William Clark’s spelling is one of the delights of reading any account of the Lewis and Clark Expedition. An Indian tribe, for example, is described by Clark as “Durtey, Kind, pore, and extravigent pursessing national pride. Not beggarly.”
An extravigent number of mosquito bites on this summer evening brought to mind Clark’s famous “19 variations on the spelling of mosquito.” Seeking a list of all 19, I looked in vain in Stephan Ambrose’s excellent Undaunted Courage. Thankfully, a quick Google search turned up a partial list on a blog entry written by Frances Hunter. Hunter’s account made me laugh:

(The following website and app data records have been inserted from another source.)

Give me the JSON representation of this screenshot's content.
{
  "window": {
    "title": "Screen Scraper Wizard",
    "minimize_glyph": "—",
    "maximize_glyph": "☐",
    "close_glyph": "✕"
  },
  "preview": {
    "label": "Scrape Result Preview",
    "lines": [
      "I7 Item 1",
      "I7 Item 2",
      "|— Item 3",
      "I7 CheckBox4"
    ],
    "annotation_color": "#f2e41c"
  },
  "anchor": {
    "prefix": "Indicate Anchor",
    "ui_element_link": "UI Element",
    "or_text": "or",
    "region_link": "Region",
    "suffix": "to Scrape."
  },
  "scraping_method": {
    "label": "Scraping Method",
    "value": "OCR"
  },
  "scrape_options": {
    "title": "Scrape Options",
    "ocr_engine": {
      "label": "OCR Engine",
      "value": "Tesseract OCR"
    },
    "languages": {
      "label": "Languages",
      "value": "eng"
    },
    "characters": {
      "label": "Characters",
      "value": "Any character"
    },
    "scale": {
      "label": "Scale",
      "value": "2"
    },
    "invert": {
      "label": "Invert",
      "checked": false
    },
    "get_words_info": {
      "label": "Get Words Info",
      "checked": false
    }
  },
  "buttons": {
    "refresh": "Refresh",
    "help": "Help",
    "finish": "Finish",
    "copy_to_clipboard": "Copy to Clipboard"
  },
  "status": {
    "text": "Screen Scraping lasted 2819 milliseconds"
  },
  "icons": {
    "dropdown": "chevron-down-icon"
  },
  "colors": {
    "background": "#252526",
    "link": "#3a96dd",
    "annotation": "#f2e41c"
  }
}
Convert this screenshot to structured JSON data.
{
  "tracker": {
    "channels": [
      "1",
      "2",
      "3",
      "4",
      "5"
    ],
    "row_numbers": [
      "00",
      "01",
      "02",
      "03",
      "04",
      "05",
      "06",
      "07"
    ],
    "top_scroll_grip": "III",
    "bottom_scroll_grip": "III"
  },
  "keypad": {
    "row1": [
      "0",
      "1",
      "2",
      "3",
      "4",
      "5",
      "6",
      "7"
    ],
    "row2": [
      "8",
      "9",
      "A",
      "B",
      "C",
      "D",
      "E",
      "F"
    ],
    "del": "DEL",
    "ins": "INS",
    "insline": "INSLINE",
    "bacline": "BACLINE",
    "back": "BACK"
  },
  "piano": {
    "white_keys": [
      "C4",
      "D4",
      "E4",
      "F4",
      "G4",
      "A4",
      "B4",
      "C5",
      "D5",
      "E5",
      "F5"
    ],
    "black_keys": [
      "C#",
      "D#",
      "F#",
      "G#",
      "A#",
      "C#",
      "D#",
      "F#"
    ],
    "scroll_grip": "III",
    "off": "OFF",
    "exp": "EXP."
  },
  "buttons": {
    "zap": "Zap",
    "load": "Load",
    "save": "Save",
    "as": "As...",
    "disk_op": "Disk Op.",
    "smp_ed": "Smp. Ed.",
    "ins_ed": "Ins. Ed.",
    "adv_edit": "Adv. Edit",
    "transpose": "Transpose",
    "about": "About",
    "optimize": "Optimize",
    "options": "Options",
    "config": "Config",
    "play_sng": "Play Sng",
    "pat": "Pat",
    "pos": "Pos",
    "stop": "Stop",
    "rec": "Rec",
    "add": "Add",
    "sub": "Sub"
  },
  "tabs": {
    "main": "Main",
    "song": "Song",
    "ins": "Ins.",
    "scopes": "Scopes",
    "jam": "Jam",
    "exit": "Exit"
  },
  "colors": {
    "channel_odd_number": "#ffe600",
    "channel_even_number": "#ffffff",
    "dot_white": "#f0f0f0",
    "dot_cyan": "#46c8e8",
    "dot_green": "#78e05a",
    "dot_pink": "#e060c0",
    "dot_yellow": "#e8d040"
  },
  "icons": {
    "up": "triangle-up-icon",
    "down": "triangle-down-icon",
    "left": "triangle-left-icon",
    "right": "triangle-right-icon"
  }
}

Clark in particular raised spelling to the level of performance art, and never was he more creative than when writing of one of the Expedition’s greatest pests, known to us as the “mosquito.” Clark came up with no fewer than 19 variations, including mesquestors, misquestors, misquitor, misquitoes, misquitors, misqutors, misqutr, missquetors, mosquiters, mosquitors, mosquitos, muskeetor, musqueters, musquetors, musquiters, musquitoes, musquitors, musqueters, and musqutors.